“I’m going to force them to vote one way or the other,” Spence said.
A bill that would allow marijuana use and possession for adults 21 and older was introduced last month in the Missouri House. The bill, sponsored by Democrat Chris Kelly of Columbia, is based on the law Colorado voters passed in 2012.
Colorado and Washington state have legalized pot for recreational use while 18 states and the District of Columbia allow marijuana use for medicinal purposes . Other states are considering some form of legalization.
Even the Missouri bill’s biggest supporters acknowledge is has little chance of passing this session. Another recently introduced bill would set up a pilot program for medical marijuana, and a third would lower the penalties for possessing small amounts of the drug.

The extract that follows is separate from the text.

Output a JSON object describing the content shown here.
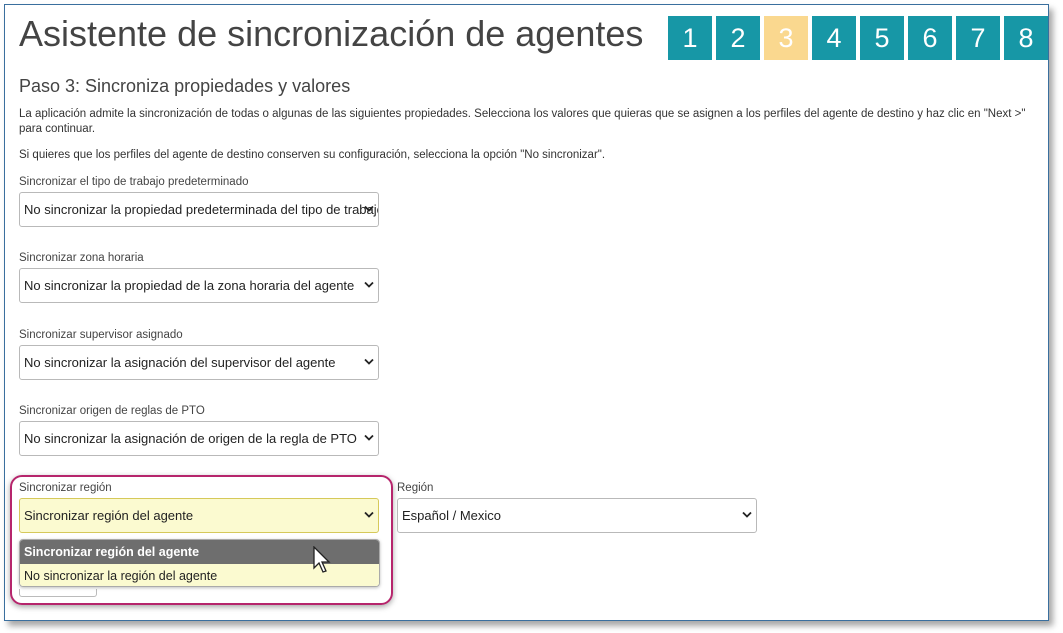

Spence says it is important for local governments to go on record before the push for legalization gains traction.
Spence’s resolution caught marijuana proponents by surprise. Dan Viets, a Columbia lawyer who is chairman of Show-Me Cannabis Regulation, had not heard about it until informed by The Star on Monday.
Viets said his group would like to offer comment at any hearing on the measure.
Meanwhile, Show-Me Cannabis has taken steps that could lead to a statewide vote in November to legalize marijuana use and possession of a pound or less.
Secretary of State Jason Kander granted Viets permission to gather signatures on 16 separate initiative petitions, each with slightly different ballot language. Viets said he is waiting for polling results to determine which, if any, of the petitions to circulate.
Absent a strong majority of support, it wouldn’t make sense to spend the time and money, he said.
“We want to be close to 60 percent in order to go forward,” he said. A 2012 poll showed that more than half of the Missourians surveyed supported legalizing pot use, he said.
Viets also cited two studies showing that the state would benefit financially if pot were legal.
A study by Harvard University economics professor Jeffrey Miron concluded that legalizing marijuana in Missouri would save $90 million in costs related to enforcing marijuana laws and incarcerating offenders.
At the same time, it would yield $59 million in annual tax revenue, that study said.
However, the Missouri auditor’s office had far higher estimates in its evaluation of the ballot measures that Viets’ group has proposed. New tax revenue from marijuana sales could bring the state $217 million or more annually, the audits showed.
According to the pro-legalization Marijuana Policy Project, Missouri has some of the harshest marijuana laws in the country. While possessing less than 35 grams is a misdemeanor, someone convicted of having a single gram can get up to a year in jail and $1,000 fine.
Possessing more than 35 grams is a felony.